The convent was abandoned by the friars when they left to proclaim the good news in Canada and in 1802 it became a hospice for the incurably ill.
In 1862, it became the St. Martin military hospital and then in 1913, the Jean Antoine de Villemin hospital.
In 1980, it was home to a unit of the Paris-Villemin architectural school.
Between 1990 and 1996, the artists’ squat known as ‘Les anges des Récollets’ added a new dimension to the Récollets site. The artists were supported by an Association and residents group representing the 10th arrondissement, and already began promoting the relationship between art and science.

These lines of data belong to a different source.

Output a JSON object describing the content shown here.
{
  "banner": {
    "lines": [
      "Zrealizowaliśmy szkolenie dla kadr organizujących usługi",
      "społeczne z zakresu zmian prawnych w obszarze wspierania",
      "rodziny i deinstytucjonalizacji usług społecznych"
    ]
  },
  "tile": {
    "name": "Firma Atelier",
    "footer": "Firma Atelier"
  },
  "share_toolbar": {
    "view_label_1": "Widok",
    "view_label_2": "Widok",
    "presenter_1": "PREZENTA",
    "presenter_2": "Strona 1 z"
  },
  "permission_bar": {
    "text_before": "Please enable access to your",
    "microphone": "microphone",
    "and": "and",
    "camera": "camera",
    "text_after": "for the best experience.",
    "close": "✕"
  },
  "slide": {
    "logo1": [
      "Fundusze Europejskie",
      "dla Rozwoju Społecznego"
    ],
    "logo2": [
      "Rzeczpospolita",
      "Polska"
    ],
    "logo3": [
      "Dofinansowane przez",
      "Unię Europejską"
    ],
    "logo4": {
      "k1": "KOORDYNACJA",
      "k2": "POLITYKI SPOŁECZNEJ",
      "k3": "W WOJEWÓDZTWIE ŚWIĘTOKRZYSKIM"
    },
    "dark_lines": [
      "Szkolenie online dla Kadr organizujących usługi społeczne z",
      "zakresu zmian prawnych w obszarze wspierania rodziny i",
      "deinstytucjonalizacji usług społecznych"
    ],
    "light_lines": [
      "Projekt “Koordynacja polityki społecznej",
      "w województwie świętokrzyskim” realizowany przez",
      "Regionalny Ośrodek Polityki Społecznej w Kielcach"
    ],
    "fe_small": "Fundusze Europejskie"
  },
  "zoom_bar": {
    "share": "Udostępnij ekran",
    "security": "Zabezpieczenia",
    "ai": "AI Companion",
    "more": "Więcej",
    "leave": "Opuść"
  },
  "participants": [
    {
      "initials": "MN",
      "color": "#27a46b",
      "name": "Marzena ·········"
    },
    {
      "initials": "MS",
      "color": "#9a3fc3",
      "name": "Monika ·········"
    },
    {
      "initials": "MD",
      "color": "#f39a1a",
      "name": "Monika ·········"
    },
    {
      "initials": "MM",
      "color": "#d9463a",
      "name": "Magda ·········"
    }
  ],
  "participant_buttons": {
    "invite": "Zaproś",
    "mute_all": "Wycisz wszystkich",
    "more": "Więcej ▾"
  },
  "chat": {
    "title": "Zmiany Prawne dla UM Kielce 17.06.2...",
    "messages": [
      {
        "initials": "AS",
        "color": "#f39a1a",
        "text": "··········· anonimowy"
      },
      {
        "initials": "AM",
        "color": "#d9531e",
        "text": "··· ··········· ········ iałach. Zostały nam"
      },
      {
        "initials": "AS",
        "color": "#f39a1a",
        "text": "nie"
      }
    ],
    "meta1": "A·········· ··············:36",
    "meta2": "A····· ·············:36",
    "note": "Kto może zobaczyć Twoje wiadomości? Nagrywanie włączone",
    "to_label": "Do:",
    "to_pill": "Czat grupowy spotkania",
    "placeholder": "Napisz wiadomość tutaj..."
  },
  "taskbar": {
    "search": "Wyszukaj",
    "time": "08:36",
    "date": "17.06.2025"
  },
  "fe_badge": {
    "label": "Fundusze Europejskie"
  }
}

A fire put an end to their residency and the Ministry for infrastructures and amenities launched a call for projects for the future destiny of the building.
Thus an edifice that had been disfigured by the imperatives of the local town planning project, the Gare de l’Est development, and the ravages of two world wars passed into the hand of RIVP under the terms of a long-term lease in March 2001.

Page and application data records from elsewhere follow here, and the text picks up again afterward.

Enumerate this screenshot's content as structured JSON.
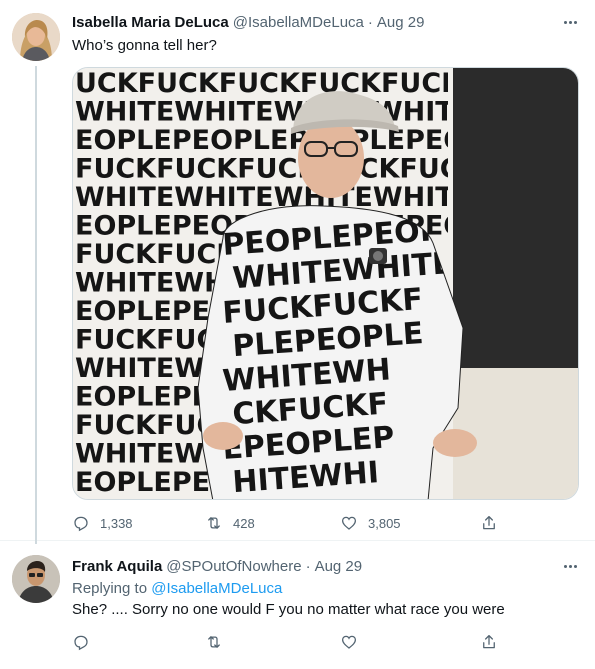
{
  "tweet": {
    "author": {
      "display_name": "Isabella Maria DeLuca",
      "handle": "@IsabellaMDeLuca",
      "date": "Aug 29"
    },
    "text": "Who’s gonna tell her?",
    "media": {
      "wall_rows": [
        "UCKFUCKFUCKFUCKFUCK",
        "WHITEWHITEWHITEWHITEW",
        "EOPLEPEOPLEPEOPLEPEOPLE",
        "FUCKFUCKFUCKFUCKFUCK",
        "WHITEWHITEWHITEWHITE",
        "EOPLEPEOPLEPEOPLEPEOPLE",
        "FUCKFUCKFUCKFUCK",
        "WHITEWHITEWHITE",
        "EOPLEPEOPLEPEO",
        "FUCKFUCKFUCK",
        "WHITEWHITEW",
        "EOPLEPEOPLEP",
        "FUCKFUCKFU",
        "WHITEWHITE",
        "EOPLEPEOPLE"
      ],
      "shirt_rows": [
        "PEOPLEPEOP",
        "WHITEWHITE",
        "FUCKFUCKF",
        "PLEPEOPLE",
        "WHITEWH",
        "CKFUCKF",
        "EPEOPLEP",
        "HITEWHI"
      ],
      "colors": {
        "wall_bg": "#f2f0ec",
        "ink": "#151515",
        "dark_wall": "#2b2b2b",
        "floor": "#e7e2d8",
        "skin": "#e3b79c",
        "cap": "#d0ccc4"
      }
    },
    "actions": {
      "reply_count": "1,338",
      "retweet_count": "428",
      "like_count": "3,805"
    }
  },
  "reply": {
    "author": {
      "display_name": "Frank Aquila",
      "handle": "@SPOutOfNowhere",
      "date": "Aug 29"
    },
    "replying_to_prefix": "Replying to ",
    "replying_to_handle": "@IsabellaMDeLuca",
    "text": "She? ....  Sorry no one would F you no matter what race you were"
  },
  "separator": "·",
  "colors": {
    "accent": "#1d9bf0",
    "secondary_text": "#536471",
    "primary_text": "#0f1419",
    "border": "#eff3f4"
  },
  "icons": [
    "more-icon",
    "reply-icon",
    "retweet-icon",
    "like-icon",
    "share-icon"
  ]
}
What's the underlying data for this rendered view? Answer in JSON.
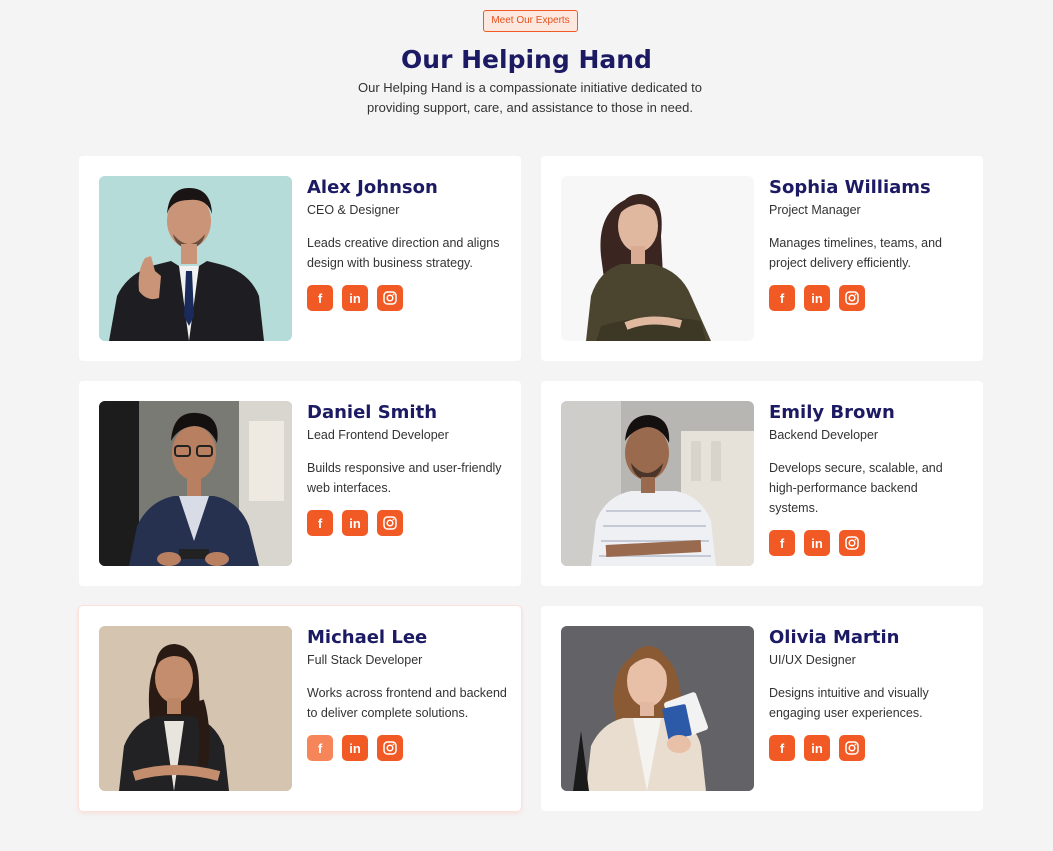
{
  "header": {
    "badge": "Meet Our Experts",
    "title": "Our Helping Hand",
    "subtitle": "Our Helping Hand is a compassionate initiative dedicated to providing support, care, and assistance to those in need."
  },
  "members": [
    {
      "name": "Alex Johnson",
      "role": "CEO & Designer",
      "desc": "Leads creative direction and aligns design with business strategy."
    },
    {
      "name": "Sophia Williams",
      "role": "Project Manager",
      "desc": "Manages timelines, teams, and project delivery efficiently."
    },
    {
      "name": "Daniel Smith",
      "role": "Lead Frontend Developer",
      "desc": "Builds responsive and user-friendly web interfaces."
    },
    {
      "name": "Emily Brown",
      "role": "Backend Developer",
      "desc": "Develops secure, scalable, and high-performance backend systems."
    },
    {
      "name": "Michael Lee",
      "role": "Full Stack Developer",
      "desc": "Works across frontend and backend to deliver complete solutions."
    },
    {
      "name": "Olivia Martin",
      "role": "UI/UX Designer",
      "desc": "Designs intuitive and visually engaging user experiences."
    }
  ],
  "socials": {
    "facebook": "f",
    "linkedin": "in"
  },
  "colors": {
    "accent": "#f15a24",
    "heading": "#1c1a63",
    "background": "#f4f4f5"
  },
  "icons": [
    "facebook-icon",
    "linkedin-icon",
    "instagram-icon"
  ]
}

A plan to create a culturally-oriented international residence scooped the tender over the other, purely commercial, proposals.
The chosen plan was more in keeping with the needs of local associations mobilized for the purpose of safeguarding the building and its function. It thus helped rescue from the threat of destruction a piece of heritage that had been painstakingly saved by architect Frédéric Vincendon working for the Reichen et Robert firm of architects. The residency project was supplemented by cultural space redevelopment plans to open links between the site and the 10th arrondissement district.
These spaces were entrusted to the Ile de France Order of Architects Council, who, backed by the support of the Maison de l’architecture association, was able to inject new life into the former Récollets chapel.
The Récollets international reception and exchange centre opened its doors in July 2003, and still proudly bears the traces of the passing centuries.